During a subsequent search of the house, Mendoza said he received an order from another Marine, Lance Corporal Stephen Tatum, to shoot seven women and children he had found in a rear bedroom.
"When I opened the door, the first thing I see is womens and kids laying down on a bed," Mendoza, who is from Venezuela and has a heavy accent, recalled seeing in the second house he helped raid. "I believe they were scared."
"I looked at them for a few seconds. Just enough to know they were not presenting a threat ... they looked scared."
After leaving the room Mendoza told Tatum what he had found. "I told him there were women and kids inside there. He said 'Well, shoot them,'" Mendoza told prosecutor Lieutenant Colonel Sean Sullivan. "And what did you say to him?" Sullivan asked. "I said 'But they're just women and children.' He didn't say nothing."
Mendoza said he returned to a position at the front of the house and heard a door open behind him followed by a loud noise. Returning later that afternoon to retrieve bodies, Mendoza said he found a room full of dead bodies, AFP reports.
Mendoza testified that heshotan unarmed Iraqi man who opened the front door to the home, and that he shot a different man in another house who he thought was reaching for a weapon. Mendoza said the killings were within combat rules because the occupants of the homes had been declared hostile.
Mendoza is one of several Marines to have been given immunity.
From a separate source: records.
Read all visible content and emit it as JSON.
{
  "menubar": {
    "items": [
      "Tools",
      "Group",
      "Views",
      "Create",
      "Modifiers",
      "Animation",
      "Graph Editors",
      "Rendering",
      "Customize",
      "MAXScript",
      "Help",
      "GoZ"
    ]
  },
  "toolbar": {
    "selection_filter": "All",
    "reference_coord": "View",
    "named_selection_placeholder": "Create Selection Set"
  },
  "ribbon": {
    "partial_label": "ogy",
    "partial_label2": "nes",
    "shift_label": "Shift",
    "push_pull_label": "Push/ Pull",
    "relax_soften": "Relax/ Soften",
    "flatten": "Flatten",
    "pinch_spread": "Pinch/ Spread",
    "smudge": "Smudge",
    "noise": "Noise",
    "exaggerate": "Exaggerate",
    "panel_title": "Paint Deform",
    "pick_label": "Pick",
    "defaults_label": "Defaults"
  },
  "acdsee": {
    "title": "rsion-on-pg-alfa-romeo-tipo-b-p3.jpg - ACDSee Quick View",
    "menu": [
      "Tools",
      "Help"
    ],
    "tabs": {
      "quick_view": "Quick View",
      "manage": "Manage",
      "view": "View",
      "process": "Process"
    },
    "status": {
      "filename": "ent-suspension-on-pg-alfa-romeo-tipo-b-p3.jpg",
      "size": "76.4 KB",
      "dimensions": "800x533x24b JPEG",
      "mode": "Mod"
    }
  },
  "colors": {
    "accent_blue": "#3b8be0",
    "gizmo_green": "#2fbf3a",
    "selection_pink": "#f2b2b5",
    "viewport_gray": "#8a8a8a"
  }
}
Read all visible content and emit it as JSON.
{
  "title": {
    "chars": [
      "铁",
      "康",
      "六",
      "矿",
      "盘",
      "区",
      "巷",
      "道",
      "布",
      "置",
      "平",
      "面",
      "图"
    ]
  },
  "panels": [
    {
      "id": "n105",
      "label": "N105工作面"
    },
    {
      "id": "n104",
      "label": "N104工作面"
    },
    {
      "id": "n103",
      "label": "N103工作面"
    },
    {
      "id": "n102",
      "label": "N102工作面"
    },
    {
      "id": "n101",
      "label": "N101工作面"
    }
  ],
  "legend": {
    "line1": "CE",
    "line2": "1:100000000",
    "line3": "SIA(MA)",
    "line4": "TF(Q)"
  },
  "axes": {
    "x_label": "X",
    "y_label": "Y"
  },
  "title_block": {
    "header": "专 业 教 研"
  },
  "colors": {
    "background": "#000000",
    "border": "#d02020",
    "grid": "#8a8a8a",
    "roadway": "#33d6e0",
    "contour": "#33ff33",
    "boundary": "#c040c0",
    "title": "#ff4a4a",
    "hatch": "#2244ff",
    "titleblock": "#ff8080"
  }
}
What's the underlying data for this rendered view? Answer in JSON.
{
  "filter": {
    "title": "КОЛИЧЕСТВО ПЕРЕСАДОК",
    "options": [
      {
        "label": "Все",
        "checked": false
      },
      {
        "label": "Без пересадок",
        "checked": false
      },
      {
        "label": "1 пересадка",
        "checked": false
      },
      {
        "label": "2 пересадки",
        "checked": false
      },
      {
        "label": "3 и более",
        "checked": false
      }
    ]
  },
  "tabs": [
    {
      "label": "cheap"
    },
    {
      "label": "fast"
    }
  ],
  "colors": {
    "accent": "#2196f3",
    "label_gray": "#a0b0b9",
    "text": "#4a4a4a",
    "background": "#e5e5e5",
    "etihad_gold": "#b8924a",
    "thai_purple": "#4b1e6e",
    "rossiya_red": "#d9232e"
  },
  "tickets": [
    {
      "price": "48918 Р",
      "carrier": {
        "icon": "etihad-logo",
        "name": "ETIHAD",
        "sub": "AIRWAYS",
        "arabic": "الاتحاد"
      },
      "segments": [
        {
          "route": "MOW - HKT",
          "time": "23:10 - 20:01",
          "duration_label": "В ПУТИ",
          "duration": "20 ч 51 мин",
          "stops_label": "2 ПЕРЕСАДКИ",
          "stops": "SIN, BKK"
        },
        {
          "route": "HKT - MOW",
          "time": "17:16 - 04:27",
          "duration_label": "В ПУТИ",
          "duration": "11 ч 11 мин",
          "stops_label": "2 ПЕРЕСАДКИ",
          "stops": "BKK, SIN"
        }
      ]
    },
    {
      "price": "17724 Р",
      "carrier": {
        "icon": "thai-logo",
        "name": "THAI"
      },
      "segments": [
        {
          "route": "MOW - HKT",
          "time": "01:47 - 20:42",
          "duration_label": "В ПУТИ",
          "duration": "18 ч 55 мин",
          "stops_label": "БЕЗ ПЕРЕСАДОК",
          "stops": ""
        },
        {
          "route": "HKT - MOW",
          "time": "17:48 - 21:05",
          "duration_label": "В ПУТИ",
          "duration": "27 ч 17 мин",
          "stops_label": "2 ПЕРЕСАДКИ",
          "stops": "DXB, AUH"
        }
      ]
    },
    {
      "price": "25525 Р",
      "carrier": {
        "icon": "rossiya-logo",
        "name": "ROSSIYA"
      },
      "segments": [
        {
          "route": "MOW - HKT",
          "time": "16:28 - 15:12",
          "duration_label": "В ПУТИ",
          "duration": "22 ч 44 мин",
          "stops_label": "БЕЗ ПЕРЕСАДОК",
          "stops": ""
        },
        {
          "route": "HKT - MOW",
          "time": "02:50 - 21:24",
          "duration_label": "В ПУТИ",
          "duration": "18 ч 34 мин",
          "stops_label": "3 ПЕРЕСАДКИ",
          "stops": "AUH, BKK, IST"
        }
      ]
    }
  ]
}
How useful his testimony will be to prosecutors was unclear, as Mendoza has claimed not to have directly seen Wuterich kill anyone in the two houses he helped clear with the defendant.
"I think he's a great Marine, sir," Mendoza said when asked by military defense attorney Maj. Haytham Faraj what he thought of Wuterich.
Wuterich, who like all Marines in the court wore desert camouflage, sat with his tattooed arms folded on the table in front of him and appeared to continually grind his jaw.
Wuterich told investigators in February 2006 that he believed he was taking small-arms fire from a house close to the explosion, so he told a four-man team to treat the building and its occupants as hostile, meaning they did not need to identify the occupants as insurgents before opening fire, the AP says.
"I told them to shoot first, ask questions later," he told investigators.
Mendoza testified that he saw Wuterich open fire by the scene of the bomb blast before the house clearing began. Wuterich is accused of shooting five men who had pulled up in a car at the scene. Again, Mendoza did not specify whether he saw Wuterich kill anyone.
Wuterich's preliminary hearing forms part of a military Article 32 investigation. It is similar to a grand jury probe, but in the military the accused is allowed to present his defense and to cross-examine government witnesses.
At the end of the hearing, investigating officer Lt. Col. Paul Ware will recommend whether Wuterich should stand trial. Lt. Gen. James Mattis, the general overseeing the case, makes the final decision.
Ware has already presided over two separate hearings in the case, when he listened to evidence against two of Wuterich's lance corporals - Stephen Tatum and Justin Sharratt - who were charged with murder. In both cases, Ware found prosecutors could not prove the Marines operated outside combat rules, and he recommended the charges be dismissed.
Mendoza also testified during Tatum's hearing, after which Ware ruled that Mendoza's testimony was weak and "not credible."
Prosecutors last year charged four enlisted Marines with murder and four officers with dereliction of duty for failing to investigate the killings. In all, prosecutors have since dropped charges against two of the enlisted Marines and one officer.
Wuterich is also charged with making a false official statement and telling another Marine to do the same. He faces a possible life sentence and dishonorable discharge if court-martialed.
In a weary world of endless US military interventions, sanctions, trade tariffs and chaos, let’s pause and take stock of the shining house on the hill